### Description of the task
Pull every line containing "image" from the data.

### Excerpted data
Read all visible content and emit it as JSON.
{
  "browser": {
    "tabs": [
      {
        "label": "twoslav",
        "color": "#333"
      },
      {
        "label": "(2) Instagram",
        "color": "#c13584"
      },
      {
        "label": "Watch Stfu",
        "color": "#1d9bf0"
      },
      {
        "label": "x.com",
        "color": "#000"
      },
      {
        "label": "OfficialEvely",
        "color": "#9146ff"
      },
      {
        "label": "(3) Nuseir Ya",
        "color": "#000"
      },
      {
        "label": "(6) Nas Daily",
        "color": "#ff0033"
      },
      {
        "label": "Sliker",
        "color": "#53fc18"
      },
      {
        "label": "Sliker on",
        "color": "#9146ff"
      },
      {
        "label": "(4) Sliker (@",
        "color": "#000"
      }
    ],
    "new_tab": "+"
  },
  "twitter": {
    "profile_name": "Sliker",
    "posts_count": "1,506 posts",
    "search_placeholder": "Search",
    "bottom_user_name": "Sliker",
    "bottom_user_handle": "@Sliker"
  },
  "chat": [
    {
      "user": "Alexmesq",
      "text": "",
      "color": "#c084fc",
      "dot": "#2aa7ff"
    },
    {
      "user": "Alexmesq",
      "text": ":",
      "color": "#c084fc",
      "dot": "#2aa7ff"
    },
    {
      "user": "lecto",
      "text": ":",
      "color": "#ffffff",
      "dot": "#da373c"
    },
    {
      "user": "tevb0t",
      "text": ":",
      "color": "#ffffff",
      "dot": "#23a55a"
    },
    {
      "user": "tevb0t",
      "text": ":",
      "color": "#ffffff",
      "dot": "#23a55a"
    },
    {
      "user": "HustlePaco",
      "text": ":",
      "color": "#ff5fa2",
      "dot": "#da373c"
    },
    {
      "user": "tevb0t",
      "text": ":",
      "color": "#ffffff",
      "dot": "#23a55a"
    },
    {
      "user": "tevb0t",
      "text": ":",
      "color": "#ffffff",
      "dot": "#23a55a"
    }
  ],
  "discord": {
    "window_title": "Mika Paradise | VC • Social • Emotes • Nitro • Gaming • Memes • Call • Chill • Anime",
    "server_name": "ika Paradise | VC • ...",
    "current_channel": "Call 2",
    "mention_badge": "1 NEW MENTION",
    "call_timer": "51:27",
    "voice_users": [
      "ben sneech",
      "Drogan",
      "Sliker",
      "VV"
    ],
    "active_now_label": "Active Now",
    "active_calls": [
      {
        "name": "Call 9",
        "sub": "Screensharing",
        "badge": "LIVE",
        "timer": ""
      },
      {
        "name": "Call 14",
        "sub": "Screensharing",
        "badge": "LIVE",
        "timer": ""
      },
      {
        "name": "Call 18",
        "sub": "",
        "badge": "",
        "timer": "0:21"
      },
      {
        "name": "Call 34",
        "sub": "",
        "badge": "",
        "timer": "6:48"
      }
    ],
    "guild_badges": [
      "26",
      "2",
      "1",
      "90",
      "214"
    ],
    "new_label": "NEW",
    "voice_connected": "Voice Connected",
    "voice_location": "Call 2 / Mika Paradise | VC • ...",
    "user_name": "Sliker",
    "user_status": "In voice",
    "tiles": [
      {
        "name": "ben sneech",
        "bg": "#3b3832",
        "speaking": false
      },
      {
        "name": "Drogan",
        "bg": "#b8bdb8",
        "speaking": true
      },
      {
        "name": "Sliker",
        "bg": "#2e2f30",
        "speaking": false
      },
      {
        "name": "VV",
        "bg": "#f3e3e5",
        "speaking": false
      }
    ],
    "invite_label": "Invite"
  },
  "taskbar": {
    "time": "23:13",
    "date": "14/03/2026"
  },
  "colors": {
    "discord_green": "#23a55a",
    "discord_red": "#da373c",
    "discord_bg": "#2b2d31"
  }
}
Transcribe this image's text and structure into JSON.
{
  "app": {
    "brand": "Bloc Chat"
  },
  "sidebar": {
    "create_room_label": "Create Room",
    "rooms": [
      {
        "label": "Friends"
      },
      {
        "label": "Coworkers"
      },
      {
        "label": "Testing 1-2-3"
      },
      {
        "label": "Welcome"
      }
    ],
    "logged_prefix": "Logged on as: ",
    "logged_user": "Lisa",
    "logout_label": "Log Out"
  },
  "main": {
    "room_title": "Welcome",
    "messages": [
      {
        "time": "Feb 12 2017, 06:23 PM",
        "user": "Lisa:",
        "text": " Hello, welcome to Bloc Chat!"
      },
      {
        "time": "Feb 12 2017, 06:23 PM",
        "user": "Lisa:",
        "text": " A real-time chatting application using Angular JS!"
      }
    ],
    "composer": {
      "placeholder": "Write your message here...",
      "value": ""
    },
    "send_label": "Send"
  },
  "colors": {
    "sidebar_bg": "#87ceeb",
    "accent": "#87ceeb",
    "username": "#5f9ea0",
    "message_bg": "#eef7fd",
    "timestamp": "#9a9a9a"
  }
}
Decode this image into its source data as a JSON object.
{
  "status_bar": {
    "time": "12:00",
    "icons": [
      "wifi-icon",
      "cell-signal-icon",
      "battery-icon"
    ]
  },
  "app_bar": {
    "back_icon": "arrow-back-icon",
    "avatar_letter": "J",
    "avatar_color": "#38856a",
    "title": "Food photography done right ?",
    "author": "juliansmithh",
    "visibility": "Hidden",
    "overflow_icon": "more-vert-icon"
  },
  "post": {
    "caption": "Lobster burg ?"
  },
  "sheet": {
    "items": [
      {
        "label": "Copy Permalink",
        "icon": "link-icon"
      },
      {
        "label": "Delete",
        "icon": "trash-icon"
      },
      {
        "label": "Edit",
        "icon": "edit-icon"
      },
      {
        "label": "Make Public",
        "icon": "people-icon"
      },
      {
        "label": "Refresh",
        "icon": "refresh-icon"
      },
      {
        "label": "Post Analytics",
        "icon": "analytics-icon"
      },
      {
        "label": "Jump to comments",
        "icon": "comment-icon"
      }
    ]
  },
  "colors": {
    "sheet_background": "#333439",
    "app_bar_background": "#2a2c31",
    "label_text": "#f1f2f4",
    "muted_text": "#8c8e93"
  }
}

### Answer for the task
Transcribe this image's text and structure into JSON.
Decode this image into its source data as a JSON object.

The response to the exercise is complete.